I've written before about the security risks and dangers to privacy involved in using Facebook, which is essentially out to exploit its users for gain. It has no other reason for existence, except to make money off them. (If you think differently - if you think Mark Zuckerberg founded Facebook out of the goodness of his heart, as a public service, with no commercial motivation whatsoever - then there's this bridge in Brooklyn, NYC I'd like to sell you . . . )
Now comes the news that Facebook is at it again. PC Magazine reports:
Facebook today began rolling out advertisements to users’ news feeds, marking the paid posts as “Featured.”
The News Feed posts for which an advertiser has paid to have displayed will be labeled as “Featured,” instead of “Sponsored,” as was originally planned. Facebook said it is using the term “Featured” to differentiate the paid News Feed posts from the “Sponsored” ads on the sidebar that can be bought by any advertiser.
. . .

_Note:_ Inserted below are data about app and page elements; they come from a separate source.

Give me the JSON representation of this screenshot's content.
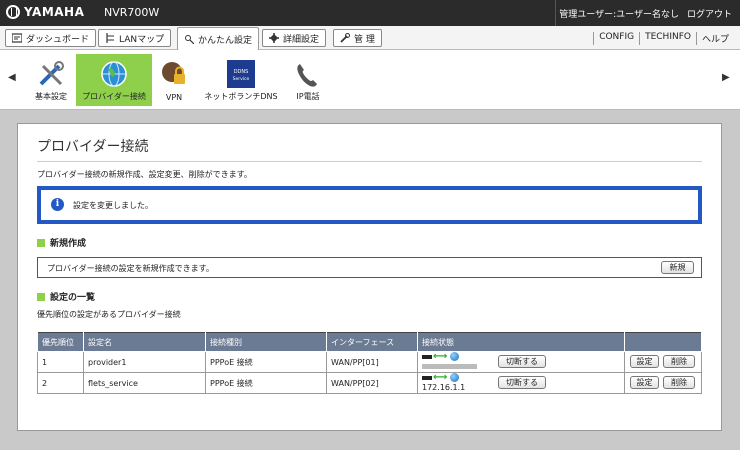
{
  "header": {
    "brand": "YAMAHA",
    "model": "NVR700W",
    "user": "管理ユーザー:ユーザー名なし",
    "logout": "ログアウト"
  },
  "tabs": [
    {
      "label": "ダッシュボード",
      "icon": "dashboard-icon"
    },
    {
      "label": "LANマップ",
      "icon": "lan-map-icon"
    },
    {
      "label": "かんたん設定",
      "icon": "easy-setup-icon"
    },
    {
      "label": "詳細設定",
      "icon": "gear-icon"
    },
    {
      "label": "管 理",
      "icon": "wrench-icon"
    }
  ],
  "utility": [
    "CONFIG",
    "TECHINFO",
    "ヘルプ"
  ],
  "menu": [
    {
      "label": "基本設定",
      "icon": "tools-icon"
    },
    {
      "label": "プロバイダー接続",
      "icon": "globe-icon"
    },
    {
      "label": "VPN",
      "icon": "vpn-lock-icon"
    },
    {
      "label": "ネットボランチDNS",
      "icon": "ddns-service-icon",
      "icon_text": "DDNS Service"
    },
    {
      "label": "IP電話",
      "icon": "phone-icon"
    }
  ],
  "page": {
    "title": "プロバイダー接続",
    "description": "プロバイダー接続の新規作成、設定変更、削除ができます。",
    "notice": "設定を変更しました。",
    "new_section": {
      "heading": "新規作成",
      "text": "プロバイダー接続の設定を新規作成できます。",
      "button": "新規"
    },
    "list_section": {
      "heading": "設定の一覧",
      "description": "優先順位の設定があるプロバイダー接続",
      "columns": [
        "優先順位",
        "設定名",
        "接続種別",
        "インターフェース",
        "接続状態",
        ""
      ],
      "rows": [
        {
          "priority": "1",
          "name": "provider1",
          "type": "PPPoE 接続",
          "interface": "WAN/PP[01]",
          "ip": "",
          "disconnect": "切断する",
          "edit": "設定",
          "delete": "削除"
        },
        {
          "priority": "2",
          "name": "flets_service",
          "type": "PPPoE 接続",
          "interface": "WAN/PP[02]",
          "ip": "172.16.1.1",
          "disconnect": "切断する",
          "edit": "設定",
          "delete": "削除"
        }
      ]
    }
  },
  "colors": {
    "accent_green": "#8ed04b",
    "notice_blue": "#2458c4",
    "table_header": "#6c7b94"
  }
}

TechCrunch noted that the change from “Sponsored” to “Featured” may cause confusion and lead some to believe the paid posts are simply important stories since most users do not associate the word "featured" with ads.
While these stories are paid advertisements, they'll appear as the activity of a friend or as Pages people have Liked.
There's more at the link.
Facebook seems more and more to me like a digital version of the monster in that old SF movie 'The Blob': a great big oozing mass of greed, sprawling ever more widely across the Internet, seeking to absorb and digest everything about everyone - and make money on it! Not only are they targeting you with advertisements, but they're getting you to tell them how to do so every time you 'like' a company or product. Furthermore, they can't even be honest enough to tell you that something's an advertisement! Calling it a 'featured link' is nothing more than chicanery. What's that old Southern saying? "Don't piss on my leg, then tell me it's raining!"
No, thanks. Given the already serious security risks involved in Facebook's cavalier disregard for our privacy, and its disastrous security record, this is yet another reason why I'll stay as far away from them as possible, for as long as I can. I may eventually have no choice, for commercial reasons, but to get online there; but I'll avoid it as long as I can, and keep it to a minimum thereafter.